About this task: Count how many lines in the entries below hold the string "Generate", and respond with that number only.

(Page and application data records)
====

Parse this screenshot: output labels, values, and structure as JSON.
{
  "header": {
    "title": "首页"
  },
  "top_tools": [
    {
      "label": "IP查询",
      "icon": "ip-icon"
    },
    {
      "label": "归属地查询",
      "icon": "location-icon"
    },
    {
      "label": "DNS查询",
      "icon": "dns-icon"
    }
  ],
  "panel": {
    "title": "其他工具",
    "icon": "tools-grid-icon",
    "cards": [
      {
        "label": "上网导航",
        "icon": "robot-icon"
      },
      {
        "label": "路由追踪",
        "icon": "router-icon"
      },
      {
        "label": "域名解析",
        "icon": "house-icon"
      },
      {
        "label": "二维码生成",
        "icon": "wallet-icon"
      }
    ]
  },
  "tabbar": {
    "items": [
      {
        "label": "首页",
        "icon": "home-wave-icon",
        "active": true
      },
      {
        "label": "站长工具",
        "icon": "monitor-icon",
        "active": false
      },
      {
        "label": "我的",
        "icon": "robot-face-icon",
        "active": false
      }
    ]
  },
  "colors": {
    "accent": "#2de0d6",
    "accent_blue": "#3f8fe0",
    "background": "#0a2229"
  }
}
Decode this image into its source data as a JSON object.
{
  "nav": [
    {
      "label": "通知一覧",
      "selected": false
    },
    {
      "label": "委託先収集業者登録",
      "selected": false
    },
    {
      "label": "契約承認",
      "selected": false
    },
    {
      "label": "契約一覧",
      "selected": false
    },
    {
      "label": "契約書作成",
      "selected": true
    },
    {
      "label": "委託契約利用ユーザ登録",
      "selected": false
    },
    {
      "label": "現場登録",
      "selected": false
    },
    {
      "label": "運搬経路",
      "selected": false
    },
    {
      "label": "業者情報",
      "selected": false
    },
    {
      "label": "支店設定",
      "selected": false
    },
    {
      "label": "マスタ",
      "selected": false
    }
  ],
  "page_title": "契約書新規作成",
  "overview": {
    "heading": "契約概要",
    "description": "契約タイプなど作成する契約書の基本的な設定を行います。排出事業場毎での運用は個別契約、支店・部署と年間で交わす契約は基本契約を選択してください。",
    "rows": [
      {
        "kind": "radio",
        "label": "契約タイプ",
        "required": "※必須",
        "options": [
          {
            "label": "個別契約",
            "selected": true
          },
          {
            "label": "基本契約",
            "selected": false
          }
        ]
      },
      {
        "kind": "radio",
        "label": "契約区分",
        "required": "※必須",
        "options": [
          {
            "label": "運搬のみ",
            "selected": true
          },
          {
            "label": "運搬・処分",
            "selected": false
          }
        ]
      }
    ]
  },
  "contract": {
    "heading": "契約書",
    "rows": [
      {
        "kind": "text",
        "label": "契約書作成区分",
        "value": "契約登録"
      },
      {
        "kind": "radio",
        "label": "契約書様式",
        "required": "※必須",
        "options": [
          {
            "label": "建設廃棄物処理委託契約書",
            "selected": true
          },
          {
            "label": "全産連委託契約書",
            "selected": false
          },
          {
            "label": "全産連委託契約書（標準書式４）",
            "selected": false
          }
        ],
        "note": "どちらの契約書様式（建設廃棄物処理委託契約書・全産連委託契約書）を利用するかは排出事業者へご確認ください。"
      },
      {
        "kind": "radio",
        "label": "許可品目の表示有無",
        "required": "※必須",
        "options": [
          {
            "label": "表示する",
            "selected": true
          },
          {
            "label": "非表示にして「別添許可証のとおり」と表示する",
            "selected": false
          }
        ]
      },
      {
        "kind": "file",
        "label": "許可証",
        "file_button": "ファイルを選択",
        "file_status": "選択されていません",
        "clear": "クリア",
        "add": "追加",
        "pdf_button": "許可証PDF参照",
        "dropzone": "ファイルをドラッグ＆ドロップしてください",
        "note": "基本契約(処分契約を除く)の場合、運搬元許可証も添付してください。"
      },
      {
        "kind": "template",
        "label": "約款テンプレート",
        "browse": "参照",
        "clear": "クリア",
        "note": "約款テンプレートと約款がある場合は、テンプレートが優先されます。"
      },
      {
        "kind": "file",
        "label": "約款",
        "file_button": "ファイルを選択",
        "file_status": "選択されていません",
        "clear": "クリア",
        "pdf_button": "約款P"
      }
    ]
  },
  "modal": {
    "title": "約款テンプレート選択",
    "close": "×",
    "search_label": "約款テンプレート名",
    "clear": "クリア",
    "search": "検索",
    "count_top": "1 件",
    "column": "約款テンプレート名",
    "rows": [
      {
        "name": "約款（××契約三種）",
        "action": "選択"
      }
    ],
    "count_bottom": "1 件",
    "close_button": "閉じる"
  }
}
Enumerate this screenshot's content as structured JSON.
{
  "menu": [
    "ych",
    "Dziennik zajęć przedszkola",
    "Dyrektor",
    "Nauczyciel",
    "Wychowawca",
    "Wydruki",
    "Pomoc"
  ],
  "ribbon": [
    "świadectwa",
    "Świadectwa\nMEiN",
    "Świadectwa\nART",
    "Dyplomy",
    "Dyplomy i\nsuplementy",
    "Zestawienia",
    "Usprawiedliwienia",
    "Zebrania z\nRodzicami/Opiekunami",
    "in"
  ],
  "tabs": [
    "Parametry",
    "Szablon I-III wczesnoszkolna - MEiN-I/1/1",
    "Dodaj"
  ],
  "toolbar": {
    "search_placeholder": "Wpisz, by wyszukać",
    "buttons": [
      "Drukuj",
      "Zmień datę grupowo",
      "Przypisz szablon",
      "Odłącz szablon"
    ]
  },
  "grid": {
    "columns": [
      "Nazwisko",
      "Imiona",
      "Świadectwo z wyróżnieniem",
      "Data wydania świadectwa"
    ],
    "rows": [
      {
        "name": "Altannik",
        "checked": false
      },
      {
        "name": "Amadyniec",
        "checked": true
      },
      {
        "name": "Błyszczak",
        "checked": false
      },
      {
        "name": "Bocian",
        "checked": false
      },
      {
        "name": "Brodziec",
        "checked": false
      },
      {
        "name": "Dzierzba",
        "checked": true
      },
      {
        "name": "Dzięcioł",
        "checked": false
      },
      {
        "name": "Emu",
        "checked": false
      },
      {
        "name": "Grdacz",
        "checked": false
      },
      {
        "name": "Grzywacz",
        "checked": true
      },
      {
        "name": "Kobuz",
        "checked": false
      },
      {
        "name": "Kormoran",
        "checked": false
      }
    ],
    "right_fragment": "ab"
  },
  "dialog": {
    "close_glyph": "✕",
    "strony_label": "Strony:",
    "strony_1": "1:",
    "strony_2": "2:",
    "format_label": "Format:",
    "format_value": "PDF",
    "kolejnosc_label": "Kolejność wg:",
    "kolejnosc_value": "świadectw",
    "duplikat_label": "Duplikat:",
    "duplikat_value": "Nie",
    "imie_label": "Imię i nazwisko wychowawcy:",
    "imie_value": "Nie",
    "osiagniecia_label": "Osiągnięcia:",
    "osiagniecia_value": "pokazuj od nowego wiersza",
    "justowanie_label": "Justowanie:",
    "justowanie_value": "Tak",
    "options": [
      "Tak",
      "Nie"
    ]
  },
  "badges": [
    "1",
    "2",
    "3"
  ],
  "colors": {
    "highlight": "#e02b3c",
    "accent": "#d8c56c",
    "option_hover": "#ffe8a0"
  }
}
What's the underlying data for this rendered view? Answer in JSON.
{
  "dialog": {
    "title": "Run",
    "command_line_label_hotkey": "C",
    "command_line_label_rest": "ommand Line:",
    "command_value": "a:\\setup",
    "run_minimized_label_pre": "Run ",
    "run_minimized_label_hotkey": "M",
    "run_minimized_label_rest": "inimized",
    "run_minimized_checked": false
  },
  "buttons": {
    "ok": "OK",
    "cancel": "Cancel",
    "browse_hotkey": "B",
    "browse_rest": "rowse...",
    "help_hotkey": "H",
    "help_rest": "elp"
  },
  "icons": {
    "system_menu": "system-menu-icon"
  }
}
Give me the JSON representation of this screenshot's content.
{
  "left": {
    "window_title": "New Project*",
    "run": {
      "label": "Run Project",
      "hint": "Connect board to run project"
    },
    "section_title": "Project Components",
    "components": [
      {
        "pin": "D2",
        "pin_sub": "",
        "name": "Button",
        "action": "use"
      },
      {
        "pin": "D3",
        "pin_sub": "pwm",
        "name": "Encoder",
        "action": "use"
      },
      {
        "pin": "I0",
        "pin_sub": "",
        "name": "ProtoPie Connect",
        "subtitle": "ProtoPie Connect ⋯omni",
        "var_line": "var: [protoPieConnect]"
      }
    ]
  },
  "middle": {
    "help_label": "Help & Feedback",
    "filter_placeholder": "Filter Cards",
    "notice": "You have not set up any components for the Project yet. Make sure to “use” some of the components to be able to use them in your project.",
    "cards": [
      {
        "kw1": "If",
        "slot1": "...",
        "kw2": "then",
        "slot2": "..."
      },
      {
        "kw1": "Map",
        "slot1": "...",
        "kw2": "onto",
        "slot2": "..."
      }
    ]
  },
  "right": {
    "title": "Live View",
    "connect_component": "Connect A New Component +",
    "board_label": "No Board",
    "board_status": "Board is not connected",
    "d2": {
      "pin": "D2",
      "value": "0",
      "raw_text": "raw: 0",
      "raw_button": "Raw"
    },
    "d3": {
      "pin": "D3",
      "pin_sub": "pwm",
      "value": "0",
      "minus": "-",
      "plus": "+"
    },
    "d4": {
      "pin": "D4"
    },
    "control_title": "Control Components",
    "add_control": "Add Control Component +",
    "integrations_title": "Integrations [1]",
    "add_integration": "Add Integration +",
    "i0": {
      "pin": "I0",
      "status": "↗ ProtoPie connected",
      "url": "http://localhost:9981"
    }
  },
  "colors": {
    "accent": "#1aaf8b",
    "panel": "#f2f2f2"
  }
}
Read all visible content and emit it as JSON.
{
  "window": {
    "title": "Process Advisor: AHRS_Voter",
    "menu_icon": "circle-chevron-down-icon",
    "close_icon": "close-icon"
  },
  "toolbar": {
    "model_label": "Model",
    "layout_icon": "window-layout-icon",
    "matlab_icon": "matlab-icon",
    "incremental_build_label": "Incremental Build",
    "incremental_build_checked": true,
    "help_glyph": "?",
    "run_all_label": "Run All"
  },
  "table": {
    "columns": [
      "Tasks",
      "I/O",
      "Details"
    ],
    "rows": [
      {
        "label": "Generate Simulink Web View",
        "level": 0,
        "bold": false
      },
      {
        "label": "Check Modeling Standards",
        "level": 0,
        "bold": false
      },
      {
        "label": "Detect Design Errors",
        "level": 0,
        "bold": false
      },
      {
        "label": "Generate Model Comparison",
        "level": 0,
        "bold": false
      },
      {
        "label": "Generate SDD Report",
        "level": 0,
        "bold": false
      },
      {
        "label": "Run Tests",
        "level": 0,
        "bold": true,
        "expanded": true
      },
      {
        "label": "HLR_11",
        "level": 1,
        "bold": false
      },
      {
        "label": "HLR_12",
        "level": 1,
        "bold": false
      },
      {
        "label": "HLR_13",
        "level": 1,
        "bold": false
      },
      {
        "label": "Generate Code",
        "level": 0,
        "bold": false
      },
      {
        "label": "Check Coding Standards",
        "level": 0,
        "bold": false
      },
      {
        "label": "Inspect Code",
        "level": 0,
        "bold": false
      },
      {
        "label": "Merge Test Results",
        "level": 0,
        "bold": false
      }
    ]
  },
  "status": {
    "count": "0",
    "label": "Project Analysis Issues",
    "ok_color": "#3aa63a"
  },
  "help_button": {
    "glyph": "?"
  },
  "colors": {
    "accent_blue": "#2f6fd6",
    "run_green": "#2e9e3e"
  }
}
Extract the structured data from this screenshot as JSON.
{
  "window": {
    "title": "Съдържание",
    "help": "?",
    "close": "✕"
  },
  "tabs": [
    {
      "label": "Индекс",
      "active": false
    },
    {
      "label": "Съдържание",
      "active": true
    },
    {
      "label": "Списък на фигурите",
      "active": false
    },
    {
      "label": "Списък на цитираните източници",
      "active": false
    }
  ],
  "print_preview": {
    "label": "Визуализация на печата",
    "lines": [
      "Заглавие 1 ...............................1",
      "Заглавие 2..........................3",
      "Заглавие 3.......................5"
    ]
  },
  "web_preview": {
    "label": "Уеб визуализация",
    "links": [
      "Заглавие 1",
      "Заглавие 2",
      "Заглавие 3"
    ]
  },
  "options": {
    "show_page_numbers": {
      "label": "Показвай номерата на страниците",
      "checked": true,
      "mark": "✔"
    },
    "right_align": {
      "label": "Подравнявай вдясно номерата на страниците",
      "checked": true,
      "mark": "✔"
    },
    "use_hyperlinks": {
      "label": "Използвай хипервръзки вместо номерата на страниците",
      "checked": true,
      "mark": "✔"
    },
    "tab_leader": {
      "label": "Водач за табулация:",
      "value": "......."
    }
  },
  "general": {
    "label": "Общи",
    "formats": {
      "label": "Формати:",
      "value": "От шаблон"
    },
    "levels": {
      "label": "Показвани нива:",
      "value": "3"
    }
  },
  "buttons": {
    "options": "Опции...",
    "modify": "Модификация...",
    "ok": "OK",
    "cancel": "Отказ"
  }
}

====

Exercise answer: 4